White: White plastic reduces refraction and improves the signal-to-noise ratio because it prevents light refraction. 

White plastic is a good way of sorting out your issues if your PCR runs are producing weak looking curves and you know the problem isn’t your reaction.

Colorful: Colorful plastics should never be used for the PCR tubes themselves because it would cause interference, but colorful plates can help organize samples for high-throughput experiments.

What is a Hardshell PCR plate, and when should I use one?

Hardshell PCR plates differ from traditional PCR plates in the kind of polymer used for their construction. They are made of a dual polymer that resists stress during thermal cycling. 

Thinner plastics may produce faster PCR reaction times, but because they crumple and distort in high heat, protocols that rely on a robotic handler may run at lower efficiency.

Hardshell PCR plates are made of thermostable polymers

Stellar Scientific carries top-of-the-line hardshell PCR plates that combine thin-walled polypropylene tubes and a heavy-duty polycarbonate shell. 

Even if your lab is not running fully-automated PCR yet, our REEBO Rigid™ Hardshell PCR Plates and RoboReady™ Rigid Frame plates may suit your research needs.

What types of hardshell PCR plates are available?

Stellar Scientific carries REEBO Rigid™ Hardshell PCR Plates for all of your PCR needs. REEBO Rigid™ Hardshell PCR Plates are available in high-profile 0.2ml well and low-profile 0.1ml well format. 

REEBO Rigid™ Hardshell PCR Plates come in a variety of skirt types and colors to help you organize and streamline your experiments.

Choose a full-skirted plate to facilitate the most ease of handling for a robotic handler, or choose semi-skirted plates if you need a shell for added grip, but want to be able to see your samples in the wells after you pipette them.

These plates are all RNAse and DNAse free, and made to fit any type of modern thermocycler that uses a 96-well format. 

REEBO Rigid™ Hardshell PCR Plates plates come available with seven different shell colors, and all have clear plastic wells to help you avoid interference in your readings.

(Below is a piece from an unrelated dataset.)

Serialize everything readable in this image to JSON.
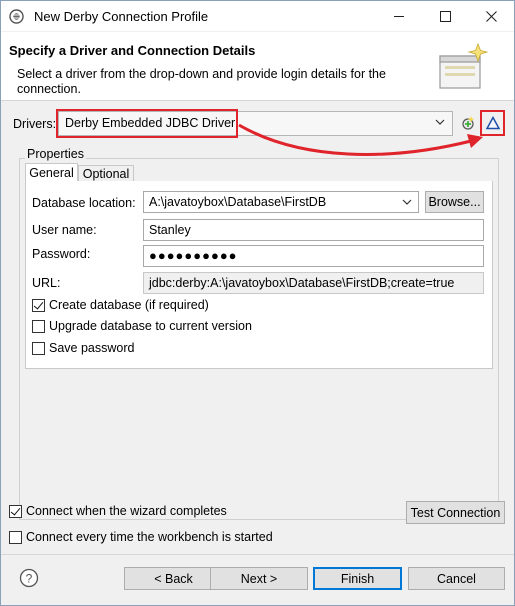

As a simpler alternative to REEBO Rigid™ Hardshell PCR Plates, Stellar Scientific also carries MTCbio’s RoboReady™ Rigid Frame plates

If you are struggling to produce consistent results, RoboReady™ Rigid Frame plates offer a white plastic well option to help correct poor signal-to-noise ratios in your readings, and they also come available in 96-well and 384-well format.

Suppose you’ve decided that you don’t need a hardshell PCR plate just yet… Stellar Scientific also offers a variety of traditional PCR products for your lab’s specific needs. 

Our standard PCR supplies offer a lower cost way to troubleshoot and run manual PCR protocols.